__Items from a dataset__.
- Opening Delimiter -

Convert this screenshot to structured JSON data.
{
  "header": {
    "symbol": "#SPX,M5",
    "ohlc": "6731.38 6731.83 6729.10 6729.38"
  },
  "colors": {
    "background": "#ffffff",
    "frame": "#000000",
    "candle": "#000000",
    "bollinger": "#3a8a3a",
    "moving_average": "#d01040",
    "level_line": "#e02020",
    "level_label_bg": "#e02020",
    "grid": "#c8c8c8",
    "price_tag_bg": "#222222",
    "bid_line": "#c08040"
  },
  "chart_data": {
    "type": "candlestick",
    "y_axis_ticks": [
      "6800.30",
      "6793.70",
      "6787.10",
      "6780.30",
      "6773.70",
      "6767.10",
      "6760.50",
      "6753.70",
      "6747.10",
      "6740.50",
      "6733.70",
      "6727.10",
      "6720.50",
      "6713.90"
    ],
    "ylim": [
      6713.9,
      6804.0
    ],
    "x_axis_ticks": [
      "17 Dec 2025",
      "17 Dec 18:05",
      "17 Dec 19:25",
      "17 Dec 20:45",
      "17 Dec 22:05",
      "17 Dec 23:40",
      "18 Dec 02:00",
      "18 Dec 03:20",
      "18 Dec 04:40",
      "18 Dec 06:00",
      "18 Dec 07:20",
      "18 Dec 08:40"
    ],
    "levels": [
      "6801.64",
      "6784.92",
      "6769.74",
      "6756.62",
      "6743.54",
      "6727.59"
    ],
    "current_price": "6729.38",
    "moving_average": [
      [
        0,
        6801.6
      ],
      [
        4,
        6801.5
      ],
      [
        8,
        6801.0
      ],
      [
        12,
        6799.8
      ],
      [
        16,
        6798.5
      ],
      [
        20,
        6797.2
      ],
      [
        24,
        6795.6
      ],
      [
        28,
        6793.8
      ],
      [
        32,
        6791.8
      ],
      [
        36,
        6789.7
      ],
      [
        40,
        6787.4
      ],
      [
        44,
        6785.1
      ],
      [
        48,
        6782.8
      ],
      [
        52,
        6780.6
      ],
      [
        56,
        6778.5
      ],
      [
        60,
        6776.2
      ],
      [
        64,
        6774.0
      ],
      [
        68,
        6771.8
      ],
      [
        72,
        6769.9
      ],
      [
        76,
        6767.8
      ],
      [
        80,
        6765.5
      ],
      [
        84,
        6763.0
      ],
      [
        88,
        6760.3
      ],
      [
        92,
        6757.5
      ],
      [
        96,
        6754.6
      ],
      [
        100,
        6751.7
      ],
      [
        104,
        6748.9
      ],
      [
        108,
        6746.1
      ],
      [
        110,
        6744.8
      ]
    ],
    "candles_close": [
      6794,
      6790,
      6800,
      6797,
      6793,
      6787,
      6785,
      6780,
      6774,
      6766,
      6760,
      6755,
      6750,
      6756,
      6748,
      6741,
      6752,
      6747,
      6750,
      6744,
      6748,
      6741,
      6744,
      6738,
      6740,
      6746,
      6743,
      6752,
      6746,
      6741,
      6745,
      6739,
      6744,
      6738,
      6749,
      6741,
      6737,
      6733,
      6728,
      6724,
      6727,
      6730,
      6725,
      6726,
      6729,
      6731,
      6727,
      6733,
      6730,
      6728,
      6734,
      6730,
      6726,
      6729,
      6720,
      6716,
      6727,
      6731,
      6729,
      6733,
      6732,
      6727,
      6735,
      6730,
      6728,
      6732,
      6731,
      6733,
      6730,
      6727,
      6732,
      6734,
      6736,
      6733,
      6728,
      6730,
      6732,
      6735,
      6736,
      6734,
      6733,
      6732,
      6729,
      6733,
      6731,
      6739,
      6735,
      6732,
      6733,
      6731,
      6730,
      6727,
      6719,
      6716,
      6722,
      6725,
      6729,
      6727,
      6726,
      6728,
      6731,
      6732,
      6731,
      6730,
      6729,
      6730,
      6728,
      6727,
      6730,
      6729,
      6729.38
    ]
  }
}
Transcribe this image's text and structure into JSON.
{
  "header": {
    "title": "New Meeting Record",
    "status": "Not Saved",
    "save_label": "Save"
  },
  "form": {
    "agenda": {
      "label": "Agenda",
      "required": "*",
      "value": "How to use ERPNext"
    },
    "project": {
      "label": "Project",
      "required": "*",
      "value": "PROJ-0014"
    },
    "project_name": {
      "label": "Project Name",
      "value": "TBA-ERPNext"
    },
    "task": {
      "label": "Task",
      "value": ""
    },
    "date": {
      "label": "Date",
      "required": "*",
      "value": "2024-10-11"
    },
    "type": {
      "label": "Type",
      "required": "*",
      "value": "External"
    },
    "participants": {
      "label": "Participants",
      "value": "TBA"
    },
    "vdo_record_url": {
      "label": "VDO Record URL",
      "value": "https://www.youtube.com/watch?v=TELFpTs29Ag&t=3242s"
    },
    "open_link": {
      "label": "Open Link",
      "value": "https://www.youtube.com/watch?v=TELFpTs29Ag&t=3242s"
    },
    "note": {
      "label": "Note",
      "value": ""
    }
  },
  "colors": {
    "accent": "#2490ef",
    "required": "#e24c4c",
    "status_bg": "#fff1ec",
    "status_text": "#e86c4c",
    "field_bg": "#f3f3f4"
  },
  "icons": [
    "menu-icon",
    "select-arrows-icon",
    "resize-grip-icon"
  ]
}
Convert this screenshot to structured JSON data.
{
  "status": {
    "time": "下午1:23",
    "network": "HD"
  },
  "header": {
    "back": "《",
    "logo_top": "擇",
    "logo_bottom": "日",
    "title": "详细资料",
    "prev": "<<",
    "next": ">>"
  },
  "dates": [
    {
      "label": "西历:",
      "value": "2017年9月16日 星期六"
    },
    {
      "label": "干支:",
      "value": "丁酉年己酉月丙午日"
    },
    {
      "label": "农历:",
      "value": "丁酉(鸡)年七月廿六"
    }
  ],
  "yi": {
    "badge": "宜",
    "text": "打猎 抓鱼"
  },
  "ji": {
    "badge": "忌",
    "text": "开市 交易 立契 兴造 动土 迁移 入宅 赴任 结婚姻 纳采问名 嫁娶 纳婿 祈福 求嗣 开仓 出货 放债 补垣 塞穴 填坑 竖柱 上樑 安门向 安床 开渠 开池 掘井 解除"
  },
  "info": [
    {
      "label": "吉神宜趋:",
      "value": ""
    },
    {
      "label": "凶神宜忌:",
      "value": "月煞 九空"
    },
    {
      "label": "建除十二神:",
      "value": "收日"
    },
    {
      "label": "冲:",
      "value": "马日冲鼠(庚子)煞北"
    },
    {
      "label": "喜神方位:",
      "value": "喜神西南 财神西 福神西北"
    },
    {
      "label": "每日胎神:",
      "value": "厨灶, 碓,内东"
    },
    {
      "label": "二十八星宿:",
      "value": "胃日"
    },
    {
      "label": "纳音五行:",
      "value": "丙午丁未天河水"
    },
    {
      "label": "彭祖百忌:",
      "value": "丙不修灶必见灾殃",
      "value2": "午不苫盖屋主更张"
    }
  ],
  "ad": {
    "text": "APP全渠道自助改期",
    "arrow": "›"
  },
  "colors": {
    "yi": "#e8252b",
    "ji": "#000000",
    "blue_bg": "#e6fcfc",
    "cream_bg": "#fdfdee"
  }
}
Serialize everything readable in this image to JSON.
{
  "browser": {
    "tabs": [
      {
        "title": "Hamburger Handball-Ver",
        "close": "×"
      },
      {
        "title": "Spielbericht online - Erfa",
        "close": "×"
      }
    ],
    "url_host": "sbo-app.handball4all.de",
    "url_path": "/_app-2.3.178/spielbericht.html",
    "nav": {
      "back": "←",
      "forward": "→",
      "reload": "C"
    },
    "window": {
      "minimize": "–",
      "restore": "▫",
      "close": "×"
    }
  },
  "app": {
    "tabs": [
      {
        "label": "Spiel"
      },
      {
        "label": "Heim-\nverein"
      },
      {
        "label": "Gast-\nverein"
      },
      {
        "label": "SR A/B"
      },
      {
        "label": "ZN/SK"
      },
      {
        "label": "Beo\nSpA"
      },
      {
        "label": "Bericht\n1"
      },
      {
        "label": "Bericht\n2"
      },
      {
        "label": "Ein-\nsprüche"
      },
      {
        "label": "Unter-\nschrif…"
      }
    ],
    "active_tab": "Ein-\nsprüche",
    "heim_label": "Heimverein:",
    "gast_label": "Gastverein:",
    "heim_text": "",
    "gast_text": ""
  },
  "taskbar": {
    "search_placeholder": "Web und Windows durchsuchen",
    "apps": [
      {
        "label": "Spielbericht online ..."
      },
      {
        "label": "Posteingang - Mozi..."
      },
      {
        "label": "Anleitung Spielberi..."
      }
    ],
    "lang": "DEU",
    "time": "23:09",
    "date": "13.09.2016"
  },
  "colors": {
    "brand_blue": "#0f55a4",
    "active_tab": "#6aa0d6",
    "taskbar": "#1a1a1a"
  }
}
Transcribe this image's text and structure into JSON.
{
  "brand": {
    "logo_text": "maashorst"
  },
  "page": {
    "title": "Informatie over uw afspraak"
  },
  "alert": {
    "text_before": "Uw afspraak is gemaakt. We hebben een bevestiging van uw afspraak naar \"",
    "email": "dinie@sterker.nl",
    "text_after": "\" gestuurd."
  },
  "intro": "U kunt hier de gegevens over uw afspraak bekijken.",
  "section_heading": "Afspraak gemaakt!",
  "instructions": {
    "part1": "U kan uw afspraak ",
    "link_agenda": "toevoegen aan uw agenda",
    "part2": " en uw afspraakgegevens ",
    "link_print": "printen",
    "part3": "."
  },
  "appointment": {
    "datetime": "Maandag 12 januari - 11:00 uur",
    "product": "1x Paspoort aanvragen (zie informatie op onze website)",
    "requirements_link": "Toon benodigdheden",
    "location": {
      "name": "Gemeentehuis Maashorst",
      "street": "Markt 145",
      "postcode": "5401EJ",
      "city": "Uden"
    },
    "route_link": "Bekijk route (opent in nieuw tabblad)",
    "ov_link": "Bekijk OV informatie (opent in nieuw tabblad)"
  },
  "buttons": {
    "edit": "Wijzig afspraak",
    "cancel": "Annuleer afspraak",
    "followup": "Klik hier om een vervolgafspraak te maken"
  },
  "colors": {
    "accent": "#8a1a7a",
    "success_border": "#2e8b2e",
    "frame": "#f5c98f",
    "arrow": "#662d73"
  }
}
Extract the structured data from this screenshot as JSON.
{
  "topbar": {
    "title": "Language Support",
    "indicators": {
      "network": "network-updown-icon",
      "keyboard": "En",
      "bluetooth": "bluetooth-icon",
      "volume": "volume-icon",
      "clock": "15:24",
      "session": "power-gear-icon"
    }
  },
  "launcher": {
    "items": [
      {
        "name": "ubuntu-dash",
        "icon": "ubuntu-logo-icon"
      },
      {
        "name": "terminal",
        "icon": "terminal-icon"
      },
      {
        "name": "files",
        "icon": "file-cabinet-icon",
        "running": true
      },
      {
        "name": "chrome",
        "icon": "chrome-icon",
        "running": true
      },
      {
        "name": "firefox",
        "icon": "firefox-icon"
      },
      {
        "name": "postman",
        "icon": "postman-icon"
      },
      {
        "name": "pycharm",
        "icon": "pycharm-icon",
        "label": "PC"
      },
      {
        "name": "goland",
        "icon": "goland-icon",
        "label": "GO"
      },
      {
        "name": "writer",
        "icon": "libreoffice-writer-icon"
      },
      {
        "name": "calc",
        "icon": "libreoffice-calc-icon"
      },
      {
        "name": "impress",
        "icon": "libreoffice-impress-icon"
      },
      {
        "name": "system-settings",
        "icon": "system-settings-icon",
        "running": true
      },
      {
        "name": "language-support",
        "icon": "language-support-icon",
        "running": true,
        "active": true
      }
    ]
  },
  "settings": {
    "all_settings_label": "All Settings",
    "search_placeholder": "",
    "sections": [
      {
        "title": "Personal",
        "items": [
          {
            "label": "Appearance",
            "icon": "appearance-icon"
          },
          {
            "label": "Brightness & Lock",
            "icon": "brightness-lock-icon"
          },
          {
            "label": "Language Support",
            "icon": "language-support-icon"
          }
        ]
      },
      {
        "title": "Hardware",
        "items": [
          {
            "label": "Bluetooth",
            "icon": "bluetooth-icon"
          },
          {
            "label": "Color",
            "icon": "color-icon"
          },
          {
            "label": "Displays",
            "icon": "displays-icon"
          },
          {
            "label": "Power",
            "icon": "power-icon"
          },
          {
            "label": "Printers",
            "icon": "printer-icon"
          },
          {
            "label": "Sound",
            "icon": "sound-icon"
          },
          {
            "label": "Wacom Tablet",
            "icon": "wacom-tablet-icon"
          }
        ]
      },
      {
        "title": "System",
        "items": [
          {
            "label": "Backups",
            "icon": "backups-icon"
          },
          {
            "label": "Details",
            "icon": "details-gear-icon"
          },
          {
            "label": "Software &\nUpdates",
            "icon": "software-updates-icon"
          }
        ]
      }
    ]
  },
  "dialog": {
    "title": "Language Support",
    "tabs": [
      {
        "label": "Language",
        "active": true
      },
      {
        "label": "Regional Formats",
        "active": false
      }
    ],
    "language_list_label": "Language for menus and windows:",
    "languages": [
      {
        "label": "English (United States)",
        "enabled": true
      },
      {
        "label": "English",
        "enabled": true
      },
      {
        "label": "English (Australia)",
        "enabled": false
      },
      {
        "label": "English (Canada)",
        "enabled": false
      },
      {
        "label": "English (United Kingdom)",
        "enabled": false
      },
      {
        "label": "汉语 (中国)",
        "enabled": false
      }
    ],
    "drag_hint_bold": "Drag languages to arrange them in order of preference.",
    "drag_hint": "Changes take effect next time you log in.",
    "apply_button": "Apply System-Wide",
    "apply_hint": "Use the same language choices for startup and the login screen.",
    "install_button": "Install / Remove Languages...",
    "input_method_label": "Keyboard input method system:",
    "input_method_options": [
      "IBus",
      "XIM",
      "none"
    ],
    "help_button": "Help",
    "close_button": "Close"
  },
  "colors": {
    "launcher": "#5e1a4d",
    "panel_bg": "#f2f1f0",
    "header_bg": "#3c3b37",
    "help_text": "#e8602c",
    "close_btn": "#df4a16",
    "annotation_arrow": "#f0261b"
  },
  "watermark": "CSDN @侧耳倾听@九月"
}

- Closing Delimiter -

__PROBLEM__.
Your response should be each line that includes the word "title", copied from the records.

__EXERCISE RESPONSE__.
    "title": "New Meeting Record",
    "title": "详细资料",
        "title": "Hamburger Handball-Ver",
        "title": "Spielbericht online - Erfa",
    "title": "Informatie over uw afspraak"
    "title": "Language Support",
        "title": "Personal",
        "title": "Hardware",
        "title": "System",
    "title": "Language Support",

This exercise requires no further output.